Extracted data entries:
╔══

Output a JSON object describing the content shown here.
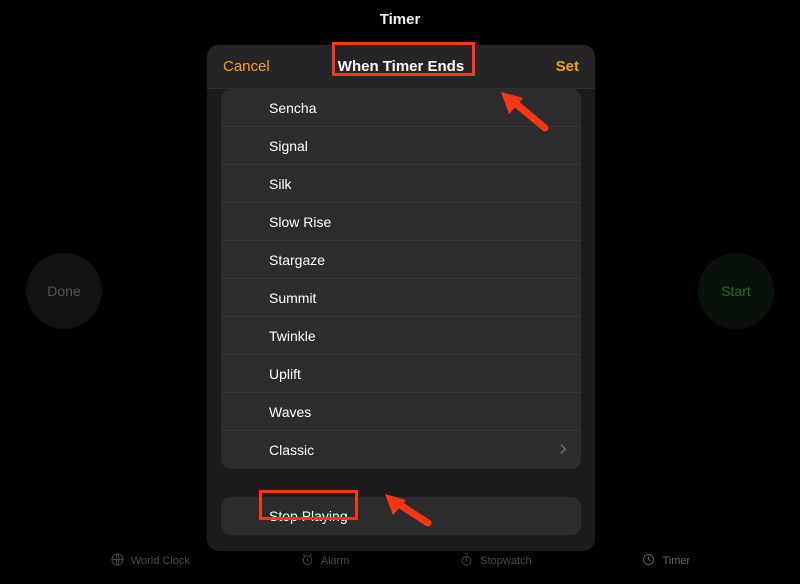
{
  "page": {
    "title": "Timer"
  },
  "controls": {
    "done_label": "Done",
    "start_label": "Start"
  },
  "sheet": {
    "cancel_label": "Cancel",
    "title": "When Timer Ends",
    "set_label": "Set",
    "sounds": [
      {
        "label": "Sencha"
      },
      {
        "label": "Signal"
      },
      {
        "label": "Silk"
      },
      {
        "label": "Slow Rise"
      },
      {
        "label": "Stargaze"
      },
      {
        "label": "Summit"
      },
      {
        "label": "Twinkle"
      },
      {
        "label": "Uplift"
      },
      {
        "label": "Waves"
      },
      {
        "label": "Classic",
        "disclosure": true
      }
    ],
    "stop_label": "Stop Playing"
  },
  "tabs": {
    "world_clock": "World Clock",
    "alarm": "Alarm",
    "stopwatch": "Stopwatch",
    "timer": "Timer"
  },
  "annotations": {
    "highlight_title": true,
    "highlight_stop": true,
    "arrow_color": "#ff3616"
  }
}
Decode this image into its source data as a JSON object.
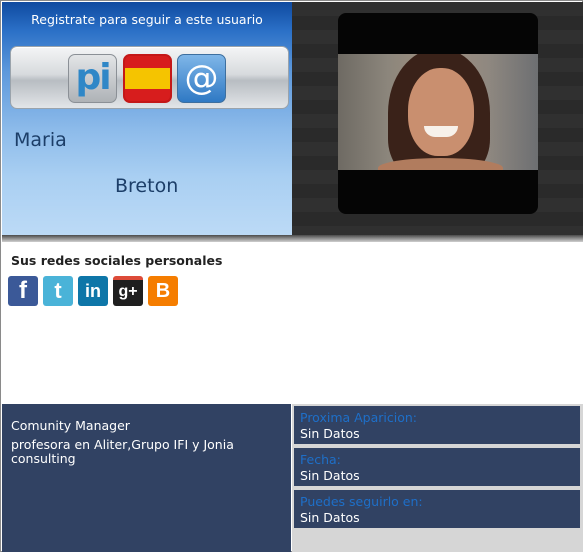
{
  "header": {
    "register_text": "Registrate para seguir a este usuario"
  },
  "icons": [
    {
      "name": "pi-icon",
      "glyph": "pi"
    },
    {
      "name": "spain-flag-icon",
      "colors": [
        "#d71d1d",
        "#f5c400"
      ]
    },
    {
      "name": "at-email-icon",
      "glyph": "@"
    }
  ],
  "profile": {
    "first_name": "Maria",
    "last_name": "Breton"
  },
  "social": {
    "title": "Sus redes sociales personales",
    "networks": [
      {
        "name": "facebook-icon",
        "glyph": "f"
      },
      {
        "name": "twitter-icon",
        "glyph": "t"
      },
      {
        "name": "linkedin-icon",
        "glyph": "in"
      },
      {
        "name": "google-plus-icon",
        "glyph": "g+"
      },
      {
        "name": "blogger-icon",
        "glyph": "B"
      }
    ]
  },
  "bio": {
    "job_title": "Comunity Manager",
    "work": "profesora en Aliter,Grupo IFI y Jonia consulting"
  },
  "info": [
    {
      "label": "Proxima Aparicion:",
      "value": "Sin Datos"
    },
    {
      "label": "Fecha:",
      "value": "Sin Datos"
    },
    {
      "label": "Puedes seguirlo en:",
      "value": "Sin Datos"
    }
  ],
  "colors": {
    "panel_dark_blue": "#314263",
    "label_blue": "#1e6fc8",
    "name_blue": "#1c3e68"
  }
}
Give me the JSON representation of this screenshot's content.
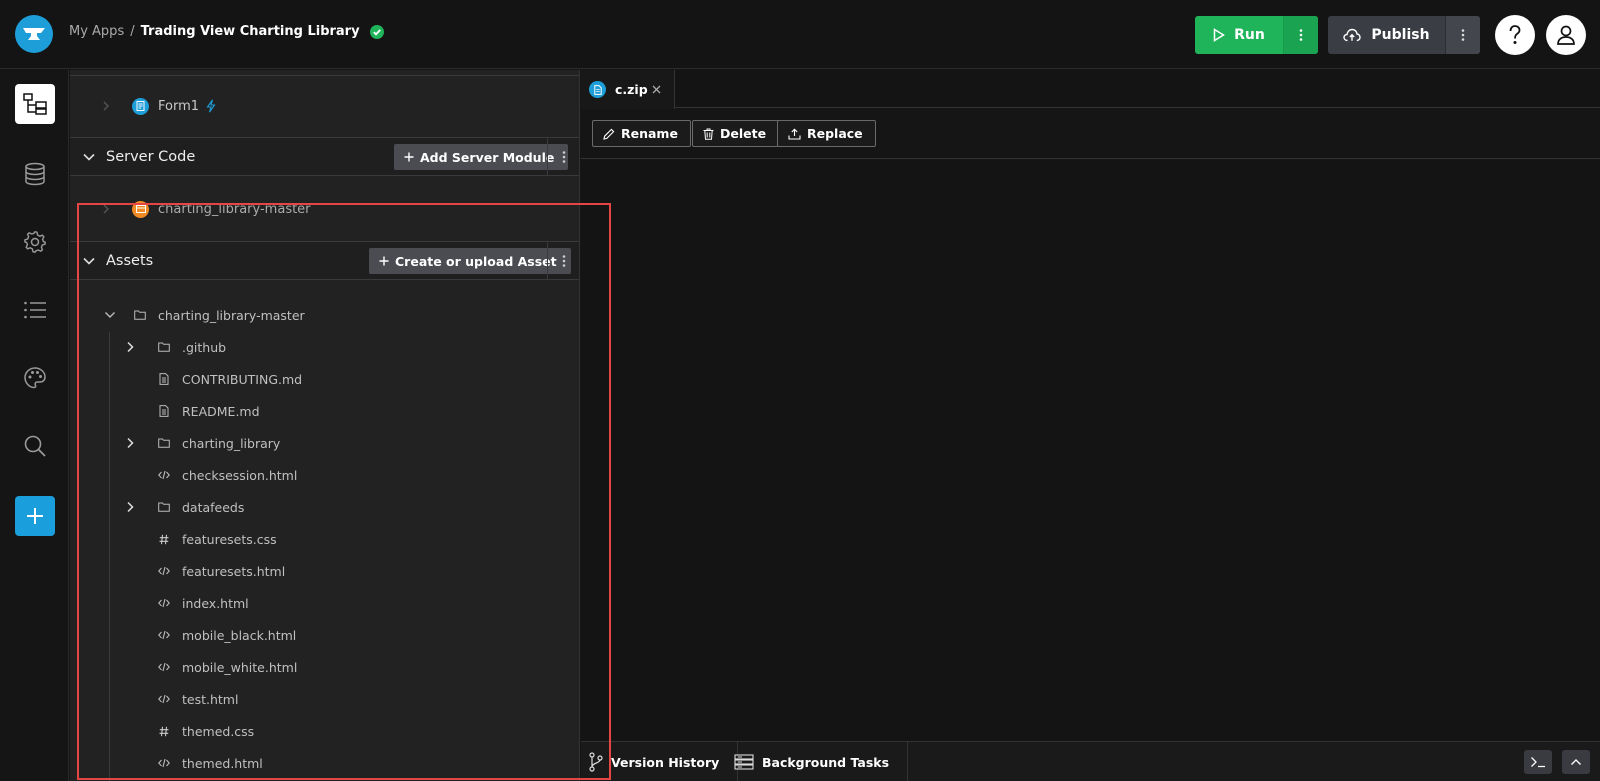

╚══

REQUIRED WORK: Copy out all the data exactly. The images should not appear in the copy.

SOLUTION FOR THIS PROBLEM:
Output a JSON object describing the content shown here.
{
  "page": {
    "title": "Timer"
  },
  "controls": {
    "done_label": "Done",
    "start_label": "Start"
  },
  "sheet": {
    "cancel_label": "Cancel",
    "title": "When Timer Ends",
    "set_label": "Set",
    "sounds": [
      {
        "label": "Sencha"
      },
      {
        "label": "Signal"
      },
      {
        "label": "Silk"
      },
      {
        "label": "Slow Rise"
      },
      {
        "label": "Stargaze"
      },
      {
        "label": "Summit"
      },
      {
        "label": "Twinkle"
      },
      {
        "label": "Uplift"
      },
      {
        "label": "Waves"
      },
      {
        "label": "Classic",
        "disclosure": true
      }
    ],
    "stop_label": "Stop Playing"
  },
  "tabs": {
    "world_clock": "World Clock",
    "alarm": "Alarm",
    "stopwatch": "Stopwatch",
    "timer": "Timer"
  },
  "annotations": {
    "highlight_title": true,
    "highlight_stop": true,
    "arrow_color": "#ff3616"
  }
}
Decode this image into its source data as a JSON object.
{
  "header": {
    "register_text": "Registrate para seguir a este usuario"
  },
  "icons": [
    {
      "name": "pi-icon",
      "glyph": "pi"
    },
    {
      "name": "spain-flag-icon",
      "colors": [
        "#d71d1d",
        "#f5c400"
      ]
    },
    {
      "name": "at-email-icon",
      "glyph": "@"
    }
  ],
  "profile": {
    "first_name": "Maria",
    "last_name": "Breton"
  },
  "social": {
    "title": "Sus redes sociales personales",
    "networks": [
      {
        "name": "facebook-icon",
        "glyph": "f"
      },
      {
        "name": "twitter-icon",
        "glyph": "t"
      },
      {
        "name": "linkedin-icon",
        "glyph": "in"
      },
      {
        "name": "google-plus-icon",
        "glyph": "g+"
      },
      {
        "name": "blogger-icon",
        "glyph": "B"
      }
    ]
  },
  "bio": {
    "job_title": "Comunity Manager",
    "work": "profesora en Aliter,Grupo IFI y Jonia consulting"
  },
  "info": [
    {
      "label": "Proxima Aparicion:",
      "value": "Sin Datos"
    },
    {
      "label": "Fecha:",
      "value": "Sin Datos"
    },
    {
      "label": "Puedes seguirlo en:",
      "value": "Sin Datos"
    }
  ],
  "colors": {
    "panel_dark_blue": "#314263",
    "label_blue": "#1e6fc8",
    "name_blue": "#1c3e68"
  }
}
Give me the JSON representation of this screenshot's content.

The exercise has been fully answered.